AIM OF THE EXERCISE =>
Keep the text of the data exactly as it is and omit each picture from the copy.

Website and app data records
====
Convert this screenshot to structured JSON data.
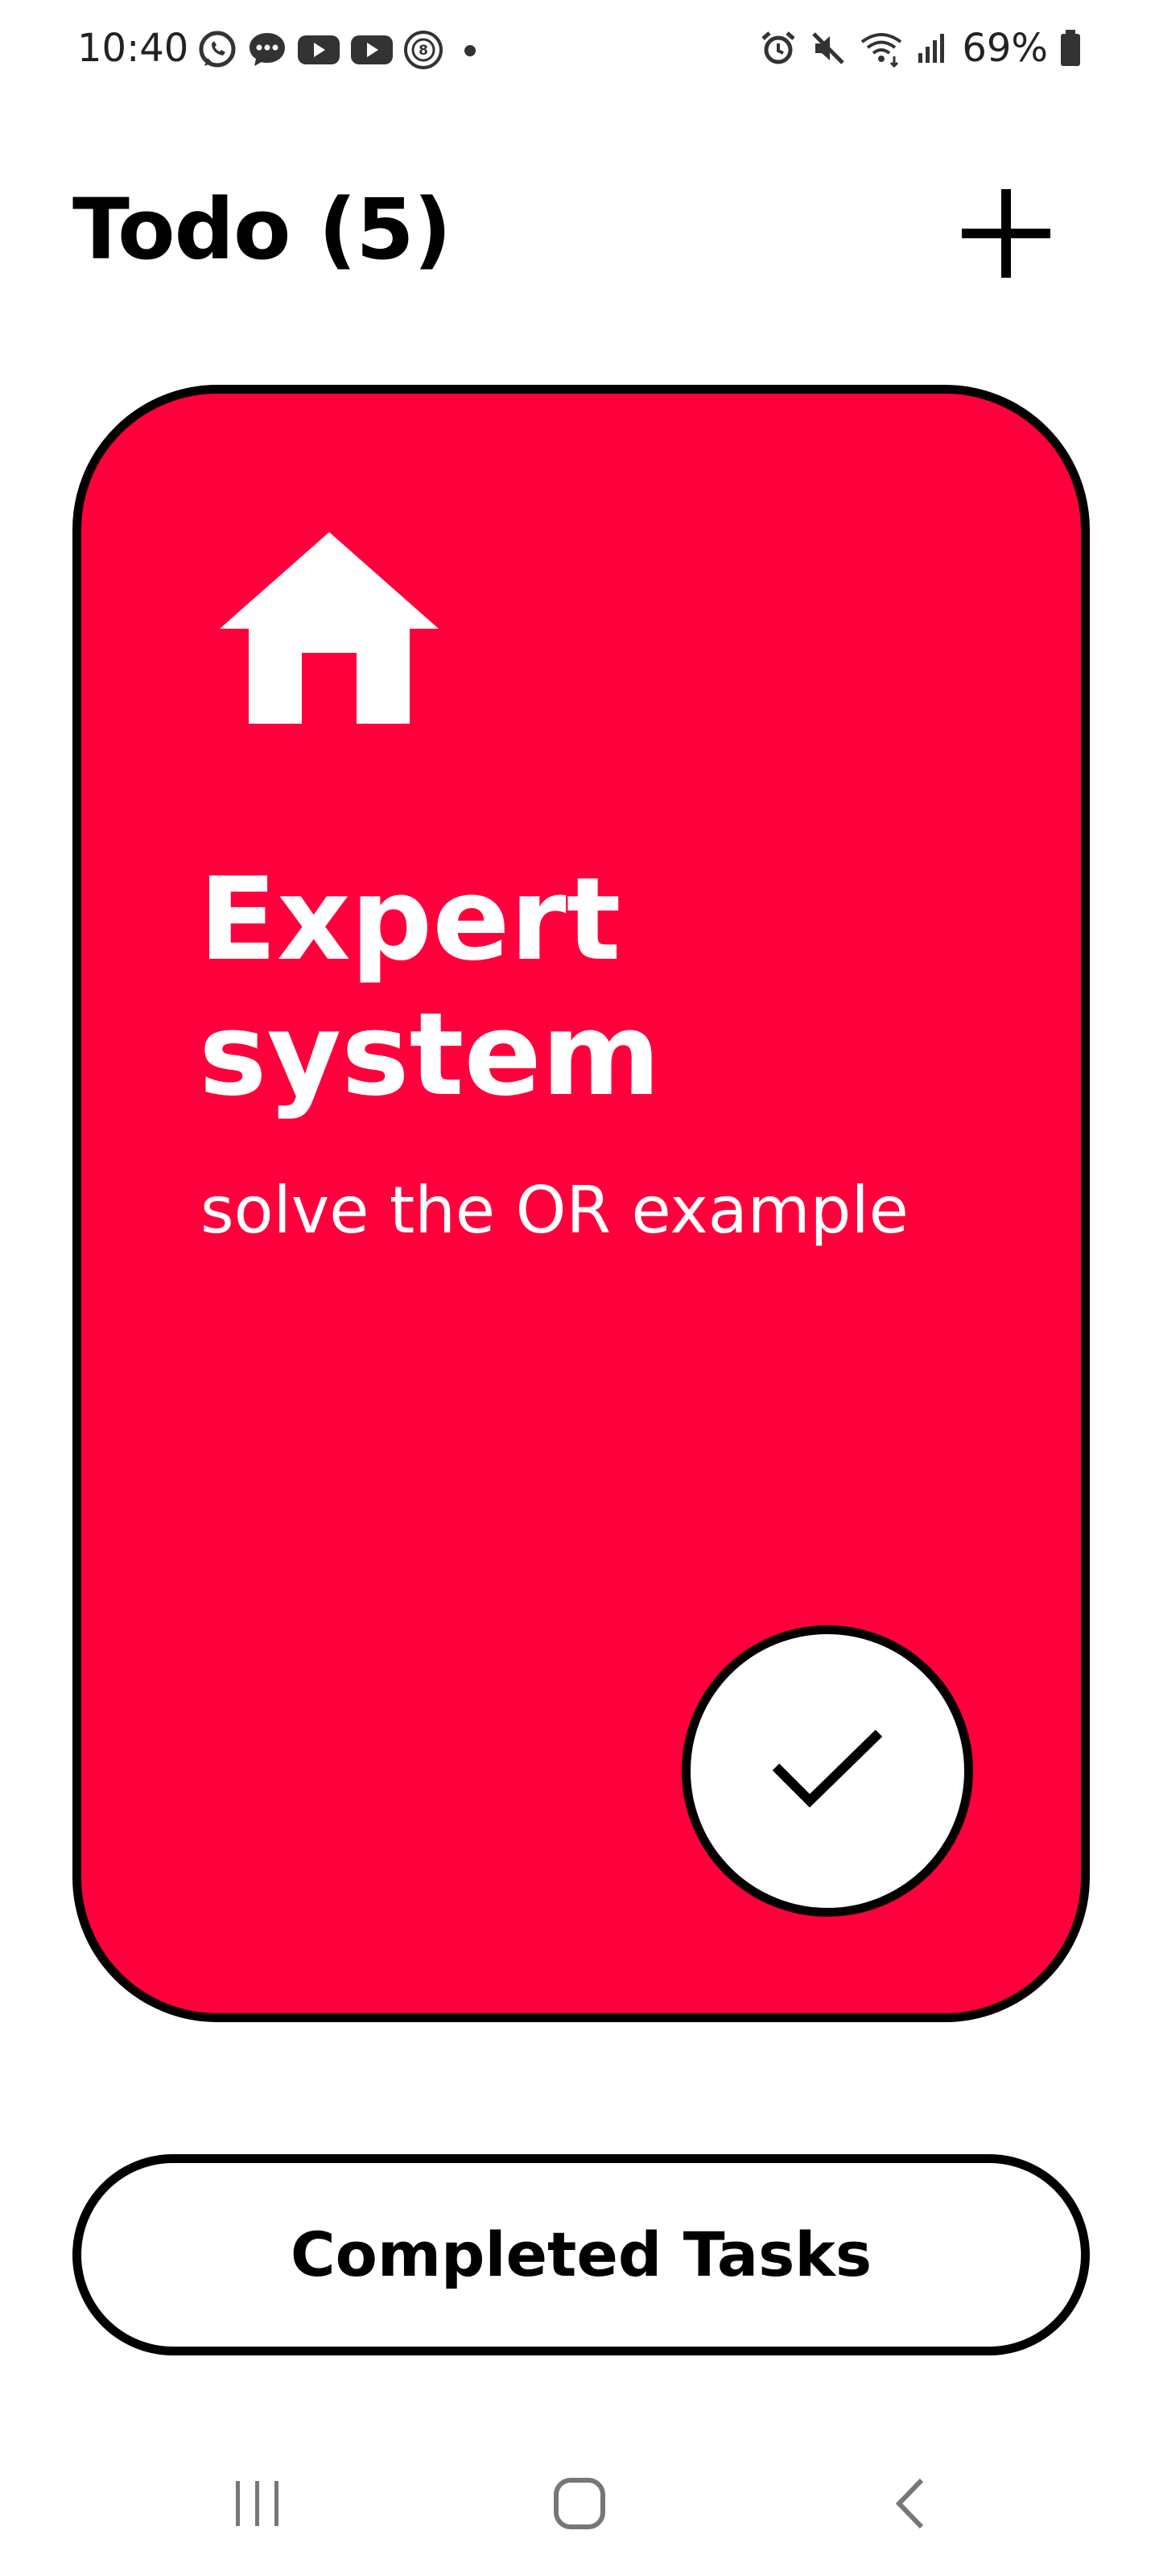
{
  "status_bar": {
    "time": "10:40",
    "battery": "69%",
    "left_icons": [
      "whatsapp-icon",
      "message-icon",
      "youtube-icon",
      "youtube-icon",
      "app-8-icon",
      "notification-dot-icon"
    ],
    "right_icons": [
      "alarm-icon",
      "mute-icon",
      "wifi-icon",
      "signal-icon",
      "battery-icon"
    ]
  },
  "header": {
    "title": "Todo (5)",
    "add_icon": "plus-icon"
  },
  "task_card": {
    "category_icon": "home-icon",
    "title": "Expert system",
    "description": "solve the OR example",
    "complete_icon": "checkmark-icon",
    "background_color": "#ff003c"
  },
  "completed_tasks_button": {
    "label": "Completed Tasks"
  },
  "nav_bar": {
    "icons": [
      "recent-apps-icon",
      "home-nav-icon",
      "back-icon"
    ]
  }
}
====
TASK OUTPUT =>
Convert this screenshot to structured JSON data.
{
  "status_bar": {
    "time": "10:40",
    "battery": "69%",
    "left_icons": [
      "whatsapp-icon",
      "message-icon",
      "youtube-icon",
      "youtube-icon",
      "app-8-icon",
      "notification-dot-icon"
    ],
    "right_icons": [
      "alarm-icon",
      "mute-icon",
      "wifi-icon",
      "signal-icon",
      "battery-icon"
    ]
  },
  "header": {
    "title": "Todo (5)",
    "add_icon": "plus-icon"
  },
  "task_card": {
    "category_icon": "home-icon",
    "title": "Expert system",
    "description": "solve the OR example",
    "complete_icon": "checkmark-icon",
    "background_color": "#ff003c"
  },
  "completed_tasks_button": {
    "label": "Completed Tasks"
  },
  "nav_bar": {
    "icons": [
      "recent-apps-icon",
      "home-nav-icon",
      "back-icon"
    ]
  }
}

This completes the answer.